■ What is expected
Scan the entries below for the word "title". Copy out every line in which it occurs.

(Entries from a dataset of interfaces)
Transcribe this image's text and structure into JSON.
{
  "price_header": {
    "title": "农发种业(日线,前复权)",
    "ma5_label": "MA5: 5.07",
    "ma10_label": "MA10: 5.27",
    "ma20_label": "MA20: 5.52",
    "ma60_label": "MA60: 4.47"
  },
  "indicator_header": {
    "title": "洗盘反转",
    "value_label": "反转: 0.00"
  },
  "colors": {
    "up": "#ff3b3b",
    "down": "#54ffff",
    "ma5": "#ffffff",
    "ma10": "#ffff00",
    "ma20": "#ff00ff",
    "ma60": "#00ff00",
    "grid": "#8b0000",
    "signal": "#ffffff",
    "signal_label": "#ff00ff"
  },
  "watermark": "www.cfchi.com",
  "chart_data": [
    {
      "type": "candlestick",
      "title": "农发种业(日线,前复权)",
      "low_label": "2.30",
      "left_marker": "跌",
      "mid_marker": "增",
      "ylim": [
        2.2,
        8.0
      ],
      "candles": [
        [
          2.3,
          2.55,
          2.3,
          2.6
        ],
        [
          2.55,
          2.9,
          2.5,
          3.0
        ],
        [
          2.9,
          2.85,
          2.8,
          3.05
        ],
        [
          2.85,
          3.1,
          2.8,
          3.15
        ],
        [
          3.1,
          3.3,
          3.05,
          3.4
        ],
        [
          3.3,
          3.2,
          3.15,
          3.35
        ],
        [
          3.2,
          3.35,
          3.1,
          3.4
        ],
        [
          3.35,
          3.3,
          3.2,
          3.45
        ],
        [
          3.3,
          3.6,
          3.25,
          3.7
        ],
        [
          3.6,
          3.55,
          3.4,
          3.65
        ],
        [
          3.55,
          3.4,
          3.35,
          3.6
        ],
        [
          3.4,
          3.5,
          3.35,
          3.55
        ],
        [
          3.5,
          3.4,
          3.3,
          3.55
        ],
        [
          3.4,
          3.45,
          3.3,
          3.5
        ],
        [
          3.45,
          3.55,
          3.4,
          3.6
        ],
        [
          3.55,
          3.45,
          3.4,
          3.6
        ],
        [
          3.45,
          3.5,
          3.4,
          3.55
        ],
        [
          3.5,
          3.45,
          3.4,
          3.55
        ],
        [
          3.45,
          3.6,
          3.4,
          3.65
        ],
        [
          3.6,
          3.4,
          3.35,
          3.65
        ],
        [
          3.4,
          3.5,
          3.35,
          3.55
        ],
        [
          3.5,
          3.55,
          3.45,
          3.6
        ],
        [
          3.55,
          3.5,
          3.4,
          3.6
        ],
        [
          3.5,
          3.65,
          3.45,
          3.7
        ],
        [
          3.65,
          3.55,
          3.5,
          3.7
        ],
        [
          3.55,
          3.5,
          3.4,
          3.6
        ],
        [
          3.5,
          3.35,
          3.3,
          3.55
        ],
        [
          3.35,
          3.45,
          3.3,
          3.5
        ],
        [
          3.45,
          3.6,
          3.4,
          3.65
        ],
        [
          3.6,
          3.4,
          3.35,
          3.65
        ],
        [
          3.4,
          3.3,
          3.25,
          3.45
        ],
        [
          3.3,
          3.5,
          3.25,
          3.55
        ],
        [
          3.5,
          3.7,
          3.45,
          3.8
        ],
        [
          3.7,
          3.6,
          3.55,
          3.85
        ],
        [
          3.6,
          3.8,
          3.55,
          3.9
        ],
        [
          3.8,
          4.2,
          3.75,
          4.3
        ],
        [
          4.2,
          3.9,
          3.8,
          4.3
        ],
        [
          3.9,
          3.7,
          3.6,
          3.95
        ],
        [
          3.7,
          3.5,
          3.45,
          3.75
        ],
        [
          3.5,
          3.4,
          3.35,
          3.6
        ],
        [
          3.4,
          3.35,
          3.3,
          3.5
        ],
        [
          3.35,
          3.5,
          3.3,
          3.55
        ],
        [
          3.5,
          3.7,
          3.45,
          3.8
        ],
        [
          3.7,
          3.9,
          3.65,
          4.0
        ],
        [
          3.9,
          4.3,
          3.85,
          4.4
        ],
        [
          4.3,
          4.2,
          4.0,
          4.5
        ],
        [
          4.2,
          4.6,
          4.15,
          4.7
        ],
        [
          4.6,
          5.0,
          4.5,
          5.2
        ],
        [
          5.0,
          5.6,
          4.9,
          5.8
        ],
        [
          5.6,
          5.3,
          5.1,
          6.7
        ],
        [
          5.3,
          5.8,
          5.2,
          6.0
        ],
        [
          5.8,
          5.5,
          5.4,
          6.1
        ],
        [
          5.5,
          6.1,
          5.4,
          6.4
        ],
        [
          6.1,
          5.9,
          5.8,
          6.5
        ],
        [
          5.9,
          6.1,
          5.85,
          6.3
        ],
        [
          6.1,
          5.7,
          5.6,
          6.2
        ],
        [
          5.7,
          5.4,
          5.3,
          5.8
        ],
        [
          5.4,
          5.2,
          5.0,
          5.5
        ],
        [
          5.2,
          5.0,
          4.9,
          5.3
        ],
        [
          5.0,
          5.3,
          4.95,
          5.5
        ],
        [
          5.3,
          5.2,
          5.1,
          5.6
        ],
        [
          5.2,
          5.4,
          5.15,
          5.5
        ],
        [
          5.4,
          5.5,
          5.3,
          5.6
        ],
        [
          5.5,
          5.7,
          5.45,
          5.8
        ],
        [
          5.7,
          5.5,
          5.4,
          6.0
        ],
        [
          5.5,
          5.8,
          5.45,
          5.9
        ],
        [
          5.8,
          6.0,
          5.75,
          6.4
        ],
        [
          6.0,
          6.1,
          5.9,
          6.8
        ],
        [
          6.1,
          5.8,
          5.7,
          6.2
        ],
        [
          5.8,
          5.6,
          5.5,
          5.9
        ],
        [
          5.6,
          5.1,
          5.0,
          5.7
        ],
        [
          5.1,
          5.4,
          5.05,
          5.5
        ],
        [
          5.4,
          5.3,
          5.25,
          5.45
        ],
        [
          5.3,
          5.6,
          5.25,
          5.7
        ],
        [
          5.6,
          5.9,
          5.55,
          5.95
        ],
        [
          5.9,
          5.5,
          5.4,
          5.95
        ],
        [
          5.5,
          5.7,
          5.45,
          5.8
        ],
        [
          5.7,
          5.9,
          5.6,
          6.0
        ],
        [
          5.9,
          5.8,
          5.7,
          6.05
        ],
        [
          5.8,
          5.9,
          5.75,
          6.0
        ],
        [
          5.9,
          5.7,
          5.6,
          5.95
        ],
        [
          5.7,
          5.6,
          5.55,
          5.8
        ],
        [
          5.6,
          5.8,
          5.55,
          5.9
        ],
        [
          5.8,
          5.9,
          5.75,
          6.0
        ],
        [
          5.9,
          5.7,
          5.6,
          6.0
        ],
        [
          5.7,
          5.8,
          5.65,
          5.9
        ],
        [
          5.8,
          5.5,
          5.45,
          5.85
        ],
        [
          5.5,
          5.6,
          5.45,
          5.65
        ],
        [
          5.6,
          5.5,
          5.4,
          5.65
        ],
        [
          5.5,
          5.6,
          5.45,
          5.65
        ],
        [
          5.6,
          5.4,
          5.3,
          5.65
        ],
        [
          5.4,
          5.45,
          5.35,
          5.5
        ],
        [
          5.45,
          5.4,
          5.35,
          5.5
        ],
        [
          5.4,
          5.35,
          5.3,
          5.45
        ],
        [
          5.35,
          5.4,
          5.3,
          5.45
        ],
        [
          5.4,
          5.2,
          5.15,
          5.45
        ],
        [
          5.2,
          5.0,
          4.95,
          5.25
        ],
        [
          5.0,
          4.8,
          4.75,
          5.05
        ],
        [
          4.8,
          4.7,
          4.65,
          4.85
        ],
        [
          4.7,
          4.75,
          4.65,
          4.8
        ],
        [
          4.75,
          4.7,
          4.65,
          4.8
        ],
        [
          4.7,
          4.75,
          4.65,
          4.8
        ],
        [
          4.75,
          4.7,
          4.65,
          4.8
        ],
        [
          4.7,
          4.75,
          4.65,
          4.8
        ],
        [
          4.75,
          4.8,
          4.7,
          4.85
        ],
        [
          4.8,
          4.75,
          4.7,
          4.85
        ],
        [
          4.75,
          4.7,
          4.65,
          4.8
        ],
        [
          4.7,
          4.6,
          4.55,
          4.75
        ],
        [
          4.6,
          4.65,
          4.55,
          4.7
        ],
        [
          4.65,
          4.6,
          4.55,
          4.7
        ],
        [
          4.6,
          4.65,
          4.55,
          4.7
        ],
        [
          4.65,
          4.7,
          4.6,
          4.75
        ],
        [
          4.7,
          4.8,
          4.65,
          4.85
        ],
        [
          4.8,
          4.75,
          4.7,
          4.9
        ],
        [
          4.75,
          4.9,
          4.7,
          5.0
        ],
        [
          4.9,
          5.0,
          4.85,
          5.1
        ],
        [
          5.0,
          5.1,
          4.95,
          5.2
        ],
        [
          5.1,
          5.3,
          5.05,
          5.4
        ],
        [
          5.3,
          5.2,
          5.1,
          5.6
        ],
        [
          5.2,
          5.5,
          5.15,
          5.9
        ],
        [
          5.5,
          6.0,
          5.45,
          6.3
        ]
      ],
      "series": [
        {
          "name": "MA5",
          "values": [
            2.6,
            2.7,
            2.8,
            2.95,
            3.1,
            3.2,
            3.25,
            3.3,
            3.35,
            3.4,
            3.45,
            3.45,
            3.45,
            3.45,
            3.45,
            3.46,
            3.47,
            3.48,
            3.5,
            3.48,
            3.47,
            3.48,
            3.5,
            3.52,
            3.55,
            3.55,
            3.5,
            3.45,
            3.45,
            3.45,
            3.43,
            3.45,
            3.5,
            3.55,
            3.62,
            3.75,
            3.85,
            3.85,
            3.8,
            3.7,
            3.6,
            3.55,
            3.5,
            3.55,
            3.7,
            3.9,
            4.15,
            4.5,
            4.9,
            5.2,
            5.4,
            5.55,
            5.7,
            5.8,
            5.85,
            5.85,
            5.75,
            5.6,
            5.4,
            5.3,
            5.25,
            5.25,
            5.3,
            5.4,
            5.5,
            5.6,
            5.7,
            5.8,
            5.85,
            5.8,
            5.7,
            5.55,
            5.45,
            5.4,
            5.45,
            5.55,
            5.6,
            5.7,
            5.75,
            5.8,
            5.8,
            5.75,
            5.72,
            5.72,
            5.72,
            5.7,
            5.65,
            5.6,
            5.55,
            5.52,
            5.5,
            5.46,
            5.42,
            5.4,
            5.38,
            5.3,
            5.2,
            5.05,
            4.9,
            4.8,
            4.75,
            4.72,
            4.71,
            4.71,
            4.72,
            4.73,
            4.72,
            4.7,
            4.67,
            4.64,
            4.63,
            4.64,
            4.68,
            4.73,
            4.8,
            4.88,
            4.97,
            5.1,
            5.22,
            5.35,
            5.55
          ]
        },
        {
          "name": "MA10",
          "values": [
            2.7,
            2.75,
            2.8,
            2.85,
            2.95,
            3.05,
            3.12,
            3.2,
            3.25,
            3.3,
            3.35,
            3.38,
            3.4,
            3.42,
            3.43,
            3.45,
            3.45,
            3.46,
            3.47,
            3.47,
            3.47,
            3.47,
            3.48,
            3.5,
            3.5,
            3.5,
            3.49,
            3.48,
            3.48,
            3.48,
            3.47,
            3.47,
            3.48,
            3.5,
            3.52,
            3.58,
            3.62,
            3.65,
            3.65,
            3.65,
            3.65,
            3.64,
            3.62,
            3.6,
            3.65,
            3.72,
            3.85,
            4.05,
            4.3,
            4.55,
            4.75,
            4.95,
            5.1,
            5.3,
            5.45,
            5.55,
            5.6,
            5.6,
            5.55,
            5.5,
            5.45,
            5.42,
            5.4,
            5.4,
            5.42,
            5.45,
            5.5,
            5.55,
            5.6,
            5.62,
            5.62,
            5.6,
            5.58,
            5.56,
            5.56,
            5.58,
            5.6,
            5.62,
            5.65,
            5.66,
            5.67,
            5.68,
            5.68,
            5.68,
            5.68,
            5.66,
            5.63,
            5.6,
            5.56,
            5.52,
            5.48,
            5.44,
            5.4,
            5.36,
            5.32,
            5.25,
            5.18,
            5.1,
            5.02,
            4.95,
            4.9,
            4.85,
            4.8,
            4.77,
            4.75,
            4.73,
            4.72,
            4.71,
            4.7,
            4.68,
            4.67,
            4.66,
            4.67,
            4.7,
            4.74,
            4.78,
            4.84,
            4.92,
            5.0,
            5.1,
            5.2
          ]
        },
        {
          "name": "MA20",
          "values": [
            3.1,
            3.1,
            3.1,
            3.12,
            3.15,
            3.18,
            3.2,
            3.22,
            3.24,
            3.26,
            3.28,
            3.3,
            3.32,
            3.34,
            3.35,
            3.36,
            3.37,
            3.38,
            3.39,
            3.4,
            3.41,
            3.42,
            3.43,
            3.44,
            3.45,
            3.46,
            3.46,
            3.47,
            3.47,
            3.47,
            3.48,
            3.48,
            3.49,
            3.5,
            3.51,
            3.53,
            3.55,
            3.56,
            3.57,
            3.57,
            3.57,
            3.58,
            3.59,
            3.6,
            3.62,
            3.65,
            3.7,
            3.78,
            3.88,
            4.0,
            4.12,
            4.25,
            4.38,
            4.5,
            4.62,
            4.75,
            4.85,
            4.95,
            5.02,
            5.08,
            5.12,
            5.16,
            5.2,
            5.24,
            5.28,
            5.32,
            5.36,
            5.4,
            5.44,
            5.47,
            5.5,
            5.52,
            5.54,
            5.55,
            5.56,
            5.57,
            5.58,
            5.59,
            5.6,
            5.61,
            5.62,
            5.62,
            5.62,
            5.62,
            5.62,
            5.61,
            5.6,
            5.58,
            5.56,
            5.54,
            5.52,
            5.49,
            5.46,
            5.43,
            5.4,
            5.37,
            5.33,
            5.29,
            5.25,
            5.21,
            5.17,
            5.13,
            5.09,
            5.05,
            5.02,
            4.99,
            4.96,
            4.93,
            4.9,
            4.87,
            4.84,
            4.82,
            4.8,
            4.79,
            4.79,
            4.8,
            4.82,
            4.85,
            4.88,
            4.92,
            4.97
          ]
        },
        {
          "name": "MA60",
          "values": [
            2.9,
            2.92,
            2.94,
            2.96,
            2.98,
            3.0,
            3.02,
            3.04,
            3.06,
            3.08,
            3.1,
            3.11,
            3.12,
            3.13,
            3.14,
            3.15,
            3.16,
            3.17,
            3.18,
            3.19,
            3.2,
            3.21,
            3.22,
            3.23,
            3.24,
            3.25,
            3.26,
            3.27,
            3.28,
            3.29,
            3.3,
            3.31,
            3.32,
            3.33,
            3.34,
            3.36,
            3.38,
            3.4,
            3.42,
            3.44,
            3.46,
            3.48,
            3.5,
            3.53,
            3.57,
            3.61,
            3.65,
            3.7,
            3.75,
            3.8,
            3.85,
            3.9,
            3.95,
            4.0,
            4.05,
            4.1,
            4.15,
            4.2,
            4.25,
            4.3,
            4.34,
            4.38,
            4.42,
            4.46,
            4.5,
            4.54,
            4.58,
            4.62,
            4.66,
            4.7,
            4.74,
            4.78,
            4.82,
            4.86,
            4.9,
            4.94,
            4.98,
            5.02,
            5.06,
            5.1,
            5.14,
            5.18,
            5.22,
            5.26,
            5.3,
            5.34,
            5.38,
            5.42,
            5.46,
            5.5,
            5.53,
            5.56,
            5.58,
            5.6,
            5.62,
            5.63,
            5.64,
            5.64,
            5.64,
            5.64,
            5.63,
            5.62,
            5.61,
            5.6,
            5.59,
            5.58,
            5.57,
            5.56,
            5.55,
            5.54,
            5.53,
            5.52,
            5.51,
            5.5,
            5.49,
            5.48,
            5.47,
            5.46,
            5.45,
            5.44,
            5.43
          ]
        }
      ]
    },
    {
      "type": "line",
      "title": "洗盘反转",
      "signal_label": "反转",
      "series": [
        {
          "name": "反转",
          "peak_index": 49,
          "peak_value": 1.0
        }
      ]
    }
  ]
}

■ Exercise result
    "title": "农发种业(日线,前复权)",
    "title": "洗盘反转",
      "title": "农发种业(日线,前复权)",
      "title": "洗盘反转",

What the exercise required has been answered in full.